Exercise objective:
Copy out the data so that nothing differs from the original.

=== Data ===

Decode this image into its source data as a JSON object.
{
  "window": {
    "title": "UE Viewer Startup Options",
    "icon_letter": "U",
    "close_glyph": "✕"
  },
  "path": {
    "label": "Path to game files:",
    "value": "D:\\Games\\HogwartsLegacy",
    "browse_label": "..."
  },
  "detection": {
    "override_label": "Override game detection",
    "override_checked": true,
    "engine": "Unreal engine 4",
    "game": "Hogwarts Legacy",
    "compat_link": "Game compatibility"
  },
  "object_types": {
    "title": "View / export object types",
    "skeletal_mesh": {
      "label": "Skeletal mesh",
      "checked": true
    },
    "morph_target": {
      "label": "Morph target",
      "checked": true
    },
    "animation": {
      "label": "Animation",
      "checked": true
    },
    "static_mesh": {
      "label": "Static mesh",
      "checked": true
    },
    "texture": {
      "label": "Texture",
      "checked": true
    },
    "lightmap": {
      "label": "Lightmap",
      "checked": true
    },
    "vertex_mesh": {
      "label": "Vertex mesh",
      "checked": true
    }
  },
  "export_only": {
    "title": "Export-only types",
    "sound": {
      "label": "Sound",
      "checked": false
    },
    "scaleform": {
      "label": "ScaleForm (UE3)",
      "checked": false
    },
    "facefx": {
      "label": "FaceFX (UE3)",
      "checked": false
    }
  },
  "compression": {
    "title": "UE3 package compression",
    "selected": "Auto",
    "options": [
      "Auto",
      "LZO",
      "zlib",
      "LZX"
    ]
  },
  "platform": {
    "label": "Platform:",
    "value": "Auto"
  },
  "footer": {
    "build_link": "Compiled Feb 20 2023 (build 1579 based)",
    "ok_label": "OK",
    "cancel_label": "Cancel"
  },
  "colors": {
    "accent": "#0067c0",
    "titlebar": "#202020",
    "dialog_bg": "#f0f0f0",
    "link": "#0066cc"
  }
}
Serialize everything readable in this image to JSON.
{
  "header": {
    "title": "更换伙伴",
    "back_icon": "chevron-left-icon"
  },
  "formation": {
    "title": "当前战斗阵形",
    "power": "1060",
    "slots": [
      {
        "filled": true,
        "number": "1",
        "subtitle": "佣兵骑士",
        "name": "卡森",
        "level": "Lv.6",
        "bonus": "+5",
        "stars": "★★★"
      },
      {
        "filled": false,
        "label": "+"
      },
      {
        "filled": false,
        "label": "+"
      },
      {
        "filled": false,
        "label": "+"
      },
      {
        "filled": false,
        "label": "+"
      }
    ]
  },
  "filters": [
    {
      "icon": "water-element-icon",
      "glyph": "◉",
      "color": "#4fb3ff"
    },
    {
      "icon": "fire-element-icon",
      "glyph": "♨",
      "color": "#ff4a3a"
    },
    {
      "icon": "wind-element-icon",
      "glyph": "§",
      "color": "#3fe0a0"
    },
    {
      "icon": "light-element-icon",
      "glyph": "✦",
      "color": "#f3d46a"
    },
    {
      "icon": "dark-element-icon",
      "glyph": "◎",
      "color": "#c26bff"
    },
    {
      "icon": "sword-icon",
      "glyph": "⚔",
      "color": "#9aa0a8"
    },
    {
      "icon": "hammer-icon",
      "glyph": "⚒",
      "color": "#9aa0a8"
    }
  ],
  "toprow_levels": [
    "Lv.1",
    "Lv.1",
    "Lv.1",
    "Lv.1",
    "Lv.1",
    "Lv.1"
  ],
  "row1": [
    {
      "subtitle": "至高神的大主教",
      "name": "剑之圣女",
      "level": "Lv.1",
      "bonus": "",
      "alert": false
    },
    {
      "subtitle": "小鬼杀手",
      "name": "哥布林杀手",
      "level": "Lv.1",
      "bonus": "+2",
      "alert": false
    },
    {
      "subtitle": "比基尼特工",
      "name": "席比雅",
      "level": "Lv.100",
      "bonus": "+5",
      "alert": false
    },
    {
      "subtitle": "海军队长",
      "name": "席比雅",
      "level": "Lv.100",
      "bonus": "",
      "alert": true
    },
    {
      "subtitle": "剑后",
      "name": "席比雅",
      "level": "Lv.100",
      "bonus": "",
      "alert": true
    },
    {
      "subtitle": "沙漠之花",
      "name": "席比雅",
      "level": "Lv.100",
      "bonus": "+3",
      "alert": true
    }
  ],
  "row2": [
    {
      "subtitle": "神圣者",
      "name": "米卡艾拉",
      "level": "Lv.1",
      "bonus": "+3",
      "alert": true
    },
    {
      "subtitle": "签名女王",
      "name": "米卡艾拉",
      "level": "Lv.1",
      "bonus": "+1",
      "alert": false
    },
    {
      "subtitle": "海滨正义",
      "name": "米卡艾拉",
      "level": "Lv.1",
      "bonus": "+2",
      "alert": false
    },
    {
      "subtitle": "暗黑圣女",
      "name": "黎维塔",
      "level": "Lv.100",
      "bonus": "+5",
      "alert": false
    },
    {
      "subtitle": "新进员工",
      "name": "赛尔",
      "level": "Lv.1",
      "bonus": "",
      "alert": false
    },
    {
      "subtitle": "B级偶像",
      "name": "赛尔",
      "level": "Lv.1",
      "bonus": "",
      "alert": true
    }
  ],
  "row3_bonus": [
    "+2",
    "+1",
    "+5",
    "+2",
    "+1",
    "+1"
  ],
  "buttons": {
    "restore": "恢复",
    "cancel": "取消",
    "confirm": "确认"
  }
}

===

Result of this task:
Decode this image into its source data as a JSON object.
{
  "window": {
    "title": "UE Viewer Startup Options",
    "icon_letter": "U",
    "close_glyph": "✕"
  },
  "path": {
    "label": "Path to game files:",
    "value": "D:\\Games\\HogwartsLegacy",
    "browse_label": "..."
  },
  "detection": {
    "override_label": "Override game detection",
    "override_checked": true,
    "engine": "Unreal engine 4",
    "game": "Hogwarts Legacy",
    "compat_link": "Game compatibility"
  },
  "object_types": {
    "title": "View / export object types",
    "skeletal_mesh": {
      "label": "Skeletal mesh",
      "checked": true
    },
    "morph_target": {
      "label": "Morph target",
      "checked": true
    },
    "animation": {
      "label": "Animation",
      "checked": true
    },
    "static_mesh": {
      "label": "Static mesh",
      "checked": true
    },
    "texture": {
      "label": "Texture",
      "checked": true
    },
    "lightmap": {
      "label": "Lightmap",
      "checked": true
    },
    "vertex_mesh": {
      "label": "Vertex mesh",
      "checked": true
    }
  },
  "export_only": {
    "title": "Export-only types",
    "sound": {
      "label": "Sound",
      "checked": false
    },
    "scaleform": {
      "label": "ScaleForm (UE3)",
      "checked": false
    },
    "facefx": {
      "label": "FaceFX (UE3)",
      "checked": false
    }
  },
  "compression": {
    "title": "UE3 package compression",
    "selected": "Auto",
    "options": [
      "Auto",
      "LZO",
      "zlib",
      "LZX"
    ]
  },
  "platform": {
    "label": "Platform:",
    "value": "Auto"
  },
  "footer": {
    "build_link": "Compiled Feb 20 2023 (build 1579 based)",
    "ok_label": "OK",
    "cancel_label": "Cancel"
  },
  "colors": {
    "accent": "#0067c0",
    "titlebar": "#202020",
    "dialog_bg": "#f0f0f0",
    "link": "#0066cc"
  }
}
Serialize everything readable in this image to JSON.
{
  "header": {
    "title": "更换伙伴",
    "back_icon": "chevron-left-icon"
  },
  "formation": {
    "title": "当前战斗阵形",
    "power": "1060",
    "slots": [
      {
        "filled": true,
        "number": "1",
        "subtitle": "佣兵骑士",
        "name": "卡森",
        "level": "Lv.6",
        "bonus": "+5",
        "stars": "★★★"
      },
      {
        "filled": false,
        "label": "+"
      },
      {
        "filled": false,
        "label": "+"
      },
      {
        "filled": false,
        "label": "+"
      },
      {
        "filled": false,
        "label": "+"
      }
    ]
  },
  "filters": [
    {
      "icon": "water-element-icon",
      "glyph": "◉",
      "color": "#4fb3ff"
    },
    {
      "icon": "fire-element-icon",
      "glyph": "♨",
      "color": "#ff4a3a"
    },
    {
      "icon": "wind-element-icon",
      "glyph": "§",
      "color": "#3fe0a0"
    },
    {
      "icon": "light-element-icon",
      "glyph": "✦",
      "color": "#f3d46a"
    },
    {
      "icon": "dark-element-icon",
      "glyph": "◎",
      "color": "#c26bff"
    },
    {
      "icon": "sword-icon",
      "glyph": "⚔",
      "color": "#9aa0a8"
    },
    {
      "icon": "hammer-icon",
      "glyph": "⚒",
      "color": "#9aa0a8"
    }
  ],
  "toprow_levels": [
    "Lv.1",
    "Lv.1",
    "Lv.1",
    "Lv.1",
    "Lv.1",
    "Lv.1"
  ],
  "row1": [
    {
      "subtitle": "至高神的大主教",
      "name": "剑之圣女",
      "level": "Lv.1",
      "bonus": "",
      "alert": false
    },
    {
      "subtitle": "小鬼杀手",
      "name": "哥布林杀手",
      "level": "Lv.1",
      "bonus": "+2",
      "alert": false
    },
    {
      "subtitle": "比基尼特工",
      "name": "席比雅",
      "level": "Lv.100",
      "bonus": "+5",
      "alert": false
    },
    {
      "subtitle": "海军队长",
      "name": "席比雅",
      "level": "Lv.100",
      "bonus": "",
      "alert": true
    },
    {
      "subtitle": "剑后",
      "name": "席比雅",
      "level": "Lv.100",
      "bonus": "",
      "alert": true
    },
    {
      "subtitle": "沙漠之花",
      "name": "席比雅",
      "level": "Lv.100",
      "bonus": "+3",
      "alert": true
    }
  ],
  "row2": [
    {
      "subtitle": "神圣者",
      "name": "米卡艾拉",
      "level": "Lv.1",
      "bonus": "+3",
      "alert": true
    },
    {
      "subtitle": "签名女王",
      "name": "米卡艾拉",
      "level": "Lv.1",
      "bonus": "+1",
      "alert": false
    },
    {
      "subtitle": "海滨正义",
      "name": "米卡艾拉",
      "level": "Lv.1",
      "bonus": "+2",
      "alert": false
    },
    {
      "subtitle": "暗黑圣女",
      "name": "黎维塔",
      "level": "Lv.100",
      "bonus": "+5",
      "alert": false
    },
    {
      "subtitle": "新进员工",
      "name": "赛尔",
      "level": "Lv.1",
      "bonus": "",
      "alert": false
    },
    {
      "subtitle": "B级偶像",
      "name": "赛尔",
      "level": "Lv.1",
      "bonus": "",
      "alert": true
    }
  ],
  "row3_bonus": [
    "+2",
    "+1",
    "+5",
    "+2",
    "+1",
    "+1"
  ],
  "buttons": {
    "restore": "恢复",
    "cancel": "取消",
    "confirm": "确认"
  }
}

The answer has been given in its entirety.